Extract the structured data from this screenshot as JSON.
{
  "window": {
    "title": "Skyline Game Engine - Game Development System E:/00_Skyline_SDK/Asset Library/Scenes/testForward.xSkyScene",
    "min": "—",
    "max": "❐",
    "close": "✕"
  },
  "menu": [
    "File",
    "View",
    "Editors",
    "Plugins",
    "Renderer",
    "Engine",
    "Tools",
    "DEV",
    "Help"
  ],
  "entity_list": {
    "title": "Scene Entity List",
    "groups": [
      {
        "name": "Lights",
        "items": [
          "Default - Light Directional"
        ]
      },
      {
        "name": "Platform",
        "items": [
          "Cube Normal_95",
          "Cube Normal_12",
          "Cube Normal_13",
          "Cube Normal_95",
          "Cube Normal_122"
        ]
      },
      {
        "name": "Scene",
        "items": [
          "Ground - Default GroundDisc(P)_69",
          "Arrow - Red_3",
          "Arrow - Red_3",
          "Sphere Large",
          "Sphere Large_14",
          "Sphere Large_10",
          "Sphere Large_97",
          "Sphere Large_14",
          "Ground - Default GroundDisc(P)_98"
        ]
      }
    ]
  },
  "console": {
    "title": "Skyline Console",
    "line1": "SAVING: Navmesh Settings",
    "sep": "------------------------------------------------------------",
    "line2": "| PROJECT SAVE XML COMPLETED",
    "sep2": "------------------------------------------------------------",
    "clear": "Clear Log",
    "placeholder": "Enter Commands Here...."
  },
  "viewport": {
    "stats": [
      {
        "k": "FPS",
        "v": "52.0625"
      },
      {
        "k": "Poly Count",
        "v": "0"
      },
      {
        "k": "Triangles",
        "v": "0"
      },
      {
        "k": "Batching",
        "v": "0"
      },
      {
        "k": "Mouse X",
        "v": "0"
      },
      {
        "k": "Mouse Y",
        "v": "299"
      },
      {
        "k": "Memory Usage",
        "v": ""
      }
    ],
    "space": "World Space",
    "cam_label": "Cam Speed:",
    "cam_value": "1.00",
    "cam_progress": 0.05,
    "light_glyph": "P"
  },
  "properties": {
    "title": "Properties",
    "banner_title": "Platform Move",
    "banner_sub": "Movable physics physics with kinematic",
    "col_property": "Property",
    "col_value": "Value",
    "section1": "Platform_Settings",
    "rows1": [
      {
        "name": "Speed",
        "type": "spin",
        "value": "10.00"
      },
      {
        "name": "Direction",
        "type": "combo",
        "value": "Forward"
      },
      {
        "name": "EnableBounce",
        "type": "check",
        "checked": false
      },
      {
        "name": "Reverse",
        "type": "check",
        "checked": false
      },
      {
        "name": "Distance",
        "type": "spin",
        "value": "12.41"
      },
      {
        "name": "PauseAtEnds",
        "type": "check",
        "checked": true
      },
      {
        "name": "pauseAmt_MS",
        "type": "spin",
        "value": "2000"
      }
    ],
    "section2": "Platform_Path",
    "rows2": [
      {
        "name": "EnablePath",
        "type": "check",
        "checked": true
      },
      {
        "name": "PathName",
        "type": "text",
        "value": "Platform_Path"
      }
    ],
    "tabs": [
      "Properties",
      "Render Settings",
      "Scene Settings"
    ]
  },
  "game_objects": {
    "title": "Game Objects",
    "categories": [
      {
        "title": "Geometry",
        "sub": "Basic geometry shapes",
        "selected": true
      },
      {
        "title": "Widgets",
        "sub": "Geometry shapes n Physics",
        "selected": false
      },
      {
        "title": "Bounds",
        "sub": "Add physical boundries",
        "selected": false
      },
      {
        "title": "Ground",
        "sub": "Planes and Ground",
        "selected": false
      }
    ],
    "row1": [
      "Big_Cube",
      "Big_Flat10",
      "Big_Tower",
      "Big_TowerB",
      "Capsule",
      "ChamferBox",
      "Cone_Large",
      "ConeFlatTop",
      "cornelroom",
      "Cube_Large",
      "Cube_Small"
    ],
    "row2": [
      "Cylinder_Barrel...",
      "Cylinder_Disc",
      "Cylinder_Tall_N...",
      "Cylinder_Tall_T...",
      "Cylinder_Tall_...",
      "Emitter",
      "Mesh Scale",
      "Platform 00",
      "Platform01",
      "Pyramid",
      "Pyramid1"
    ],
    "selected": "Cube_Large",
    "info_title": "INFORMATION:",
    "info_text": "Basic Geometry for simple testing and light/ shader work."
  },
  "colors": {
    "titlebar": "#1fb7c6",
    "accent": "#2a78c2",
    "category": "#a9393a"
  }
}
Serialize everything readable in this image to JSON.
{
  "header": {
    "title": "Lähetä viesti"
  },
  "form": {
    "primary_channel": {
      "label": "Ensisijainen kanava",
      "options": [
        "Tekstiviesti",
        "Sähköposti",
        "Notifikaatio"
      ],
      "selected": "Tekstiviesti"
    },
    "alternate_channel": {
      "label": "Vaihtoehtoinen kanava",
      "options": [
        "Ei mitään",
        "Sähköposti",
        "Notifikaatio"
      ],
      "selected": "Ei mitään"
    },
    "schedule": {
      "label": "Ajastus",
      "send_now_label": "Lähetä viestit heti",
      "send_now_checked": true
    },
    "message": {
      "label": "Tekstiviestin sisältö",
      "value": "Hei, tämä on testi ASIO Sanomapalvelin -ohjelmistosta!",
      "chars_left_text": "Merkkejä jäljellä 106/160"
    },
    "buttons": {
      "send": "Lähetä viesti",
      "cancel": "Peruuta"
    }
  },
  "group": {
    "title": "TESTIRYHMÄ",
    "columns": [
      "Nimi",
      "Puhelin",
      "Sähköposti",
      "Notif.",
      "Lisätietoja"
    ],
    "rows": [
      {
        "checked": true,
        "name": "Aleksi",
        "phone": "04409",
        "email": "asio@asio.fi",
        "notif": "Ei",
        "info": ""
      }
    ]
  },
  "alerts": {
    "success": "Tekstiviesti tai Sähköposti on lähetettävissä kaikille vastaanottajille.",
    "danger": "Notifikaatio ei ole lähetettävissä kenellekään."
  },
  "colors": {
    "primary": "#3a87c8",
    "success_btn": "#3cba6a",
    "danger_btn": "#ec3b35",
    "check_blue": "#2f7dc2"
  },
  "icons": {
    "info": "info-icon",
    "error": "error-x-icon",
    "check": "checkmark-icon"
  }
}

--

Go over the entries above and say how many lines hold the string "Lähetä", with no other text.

3